Exercise: The exercise calls for a faithful copy of all the data.

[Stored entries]
◇ ◇ ◇ ◇ ◇

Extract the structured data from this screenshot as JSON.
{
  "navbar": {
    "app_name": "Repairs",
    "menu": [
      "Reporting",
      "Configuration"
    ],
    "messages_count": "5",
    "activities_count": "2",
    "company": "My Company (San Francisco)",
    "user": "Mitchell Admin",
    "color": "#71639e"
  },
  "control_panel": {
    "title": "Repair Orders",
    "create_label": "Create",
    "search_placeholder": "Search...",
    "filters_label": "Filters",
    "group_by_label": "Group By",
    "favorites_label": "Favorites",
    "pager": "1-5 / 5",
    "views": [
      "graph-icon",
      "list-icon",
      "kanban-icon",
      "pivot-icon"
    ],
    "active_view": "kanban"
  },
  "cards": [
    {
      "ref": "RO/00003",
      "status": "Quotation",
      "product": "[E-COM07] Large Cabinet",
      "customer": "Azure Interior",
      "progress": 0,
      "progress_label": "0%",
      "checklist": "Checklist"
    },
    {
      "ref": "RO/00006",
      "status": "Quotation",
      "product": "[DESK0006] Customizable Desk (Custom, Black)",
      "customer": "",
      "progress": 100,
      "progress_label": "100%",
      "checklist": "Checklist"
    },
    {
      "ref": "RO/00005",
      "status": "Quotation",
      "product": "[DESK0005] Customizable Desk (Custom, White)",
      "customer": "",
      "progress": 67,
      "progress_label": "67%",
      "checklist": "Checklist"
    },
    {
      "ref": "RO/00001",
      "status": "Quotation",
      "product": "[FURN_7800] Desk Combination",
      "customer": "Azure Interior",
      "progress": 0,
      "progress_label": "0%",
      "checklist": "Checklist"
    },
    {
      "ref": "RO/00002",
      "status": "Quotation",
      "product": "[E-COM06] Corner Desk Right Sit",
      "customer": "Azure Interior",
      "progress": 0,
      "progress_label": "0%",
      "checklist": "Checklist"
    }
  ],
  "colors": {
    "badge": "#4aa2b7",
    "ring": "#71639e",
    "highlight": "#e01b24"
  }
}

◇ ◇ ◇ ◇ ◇

Solution to this task:
Extract the structured data from this screenshot as JSON.
{
  "navbar": {
    "app_name": "Repairs",
    "menu": [
      "Reporting",
      "Configuration"
    ],
    "messages_count": "5",
    "activities_count": "2",
    "company": "My Company (San Francisco)",
    "user": "Mitchell Admin",
    "color": "#71639e"
  },
  "control_panel": {
    "title": "Repair Orders",
    "create_label": "Create",
    "search_placeholder": "Search...",
    "filters_label": "Filters",
    "group_by_label": "Group By",
    "favorites_label": "Favorites",
    "pager": "1-5 / 5",
    "views": [
      "graph-icon",
      "list-icon",
      "kanban-icon",
      "pivot-icon"
    ],
    "active_view": "kanban"
  },
  "cards": [
    {
      "ref": "RO/00003",
      "status": "Quotation",
      "product": "[E-COM07] Large Cabinet",
      "customer": "Azure Interior",
      "progress": 0,
      "progress_label": "0%",
      "checklist": "Checklist"
    },
    {
      "ref": "RO/00006",
      "status": "Quotation",
      "product": "[DESK0006] Customizable Desk (Custom, Black)",
      "customer": "",
      "progress": 100,
      "progress_label": "100%",
      "checklist": "Checklist"
    },
    {
      "ref": "RO/00005",
      "status": "Quotation",
      "product": "[DESK0005] Customizable Desk (Custom, White)",
      "customer": "",
      "progress": 67,
      "progress_label": "67%",
      "checklist": "Checklist"
    },
    {
      "ref": "RO/00001",
      "status": "Quotation",
      "product": "[FURN_7800] Desk Combination",
      "customer": "Azure Interior",
      "progress": 0,
      "progress_label": "0%",
      "checklist": "Checklist"
    },
    {
      "ref": "RO/00002",
      "status": "Quotation",
      "product": "[E-COM06] Corner Desk Right Sit",
      "customer": "Azure Interior",
      "progress": 0,
      "progress_label": "0%",
      "checklist": "Checklist"
    }
  ],
  "colors": {
    "badge": "#4aa2b7",
    "ring": "#71639e",
    "highlight": "#e01b24"
  }
}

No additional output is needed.